- [TASK REQUIREMENTS] Search the entries for the word "label". Copy each line in which it is found.
====== MATERIALS PROVIDED
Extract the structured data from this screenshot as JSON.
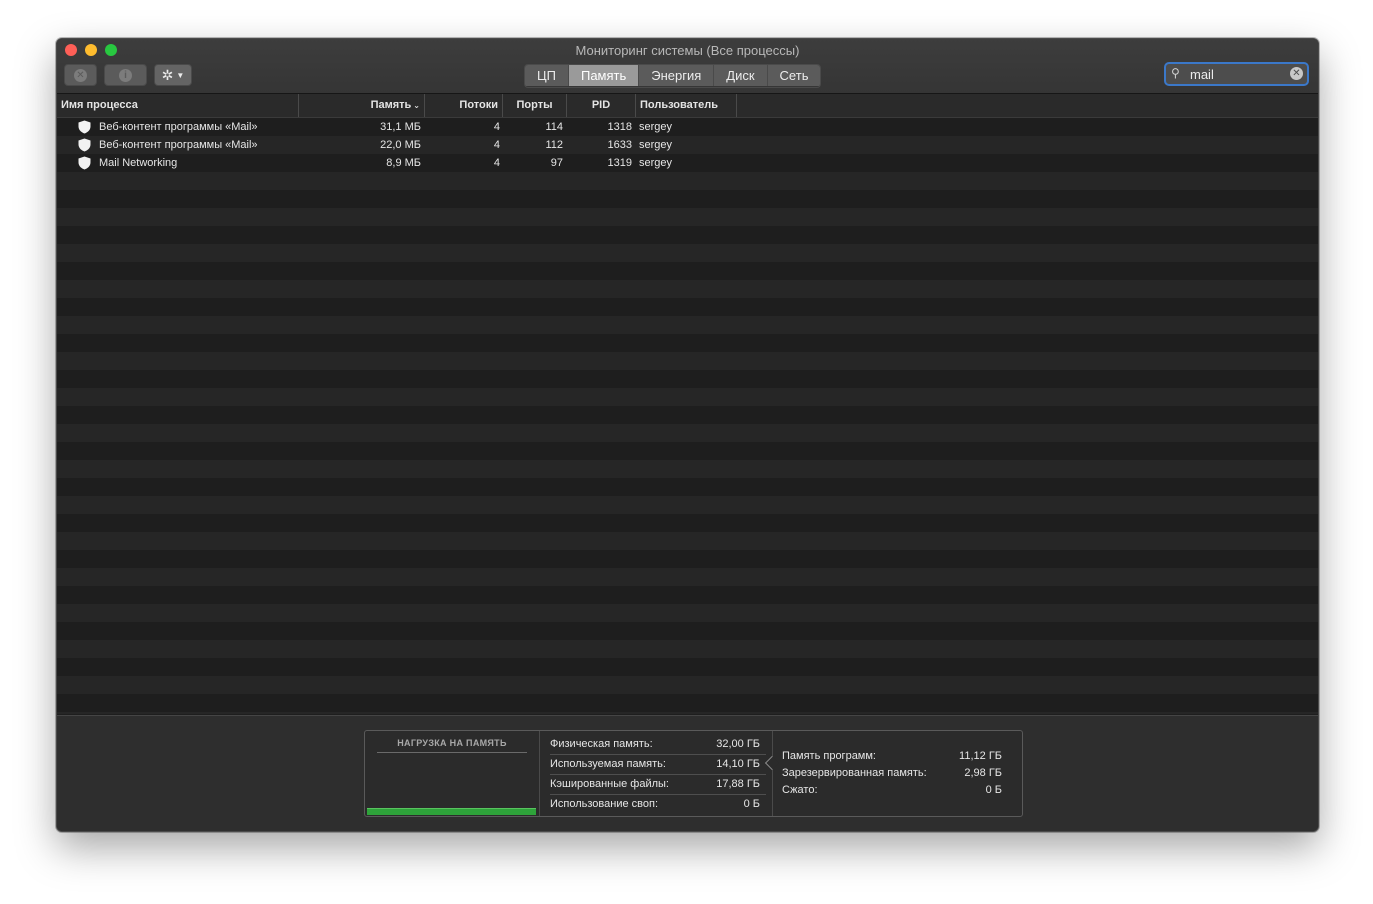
{
  "window": {
    "title": "Мониторинг системы (Все процессы)"
  },
  "toolbar": {
    "quit_icon": "close-x-icon",
    "info_icon": "info-icon",
    "gear_icon": "gear-icon",
    "tabs": [
      {
        "label": "ЦП",
        "active": false
      },
      {
        "label": "Память",
        "active": true
      },
      {
        "label": "Энергия",
        "active": false
      },
      {
        "label": "Диск",
        "active": false
      },
      {
        "label": "Сеть",
        "active": false
      }
    ],
    "search": {
      "value": "mail",
      "placeholder": "Поиск"
    }
  },
  "table": {
    "columns": {
      "name": "Имя процесса",
      "memory": "Память",
      "threads": "Потоки",
      "ports": "Порты",
      "pid": "PID",
      "user": "Пользователь"
    },
    "rows": [
      {
        "name": "Веб-контент программы «Mail»",
        "memory": "31,1 МБ",
        "threads": "4",
        "ports": "114",
        "pid": "1318",
        "user": "sergey"
      },
      {
        "name": "Веб-контент программы «Mail»",
        "memory": "22,0 МБ",
        "threads": "4",
        "ports": "112",
        "pid": "1633",
        "user": "sergey"
      },
      {
        "name": "Mail Networking",
        "memory": "8,9 МБ",
        "threads": "4",
        "ports": "97",
        "pid": "1319",
        "user": "sergey"
      }
    ]
  },
  "memory_panel": {
    "pressure_title": "НАГРУЗКА НА ПАМЯТЬ",
    "pressure_color": "#2ea33a",
    "stats": [
      {
        "label": "Физическая память:",
        "value": "32,00 ГБ"
      },
      {
        "label": "Используемая память:",
        "value": "14,10 ГБ"
      },
      {
        "label": "Кэшированные файлы:",
        "value": "17,88 ГБ"
      },
      {
        "label": "Использование своп:",
        "value": "0 Б"
      }
    ],
    "details": [
      {
        "label": "Память программ:",
        "value": "11,12 ГБ"
      },
      {
        "label": "Зарезервированная память:",
        "value": "2,98 ГБ"
      },
      {
        "label": "Сжато:",
        "value": "0 Б"
      }
    ]
  }
}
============
- [ANSWER SPACE]
        "label": "ЦП",
        "label": "Память",
        "label": "Энергия",
        "label": "Диск",
        "label": "Сеть",
        "label": "Физическая память:",
        "label": "Используемая память:",
        "label": "Кэшированные файлы:",
        "label": "Использование своп:",
        "label": "Память программ:",
        "label": "Зарезервированная память:",
        "label": "Сжато:",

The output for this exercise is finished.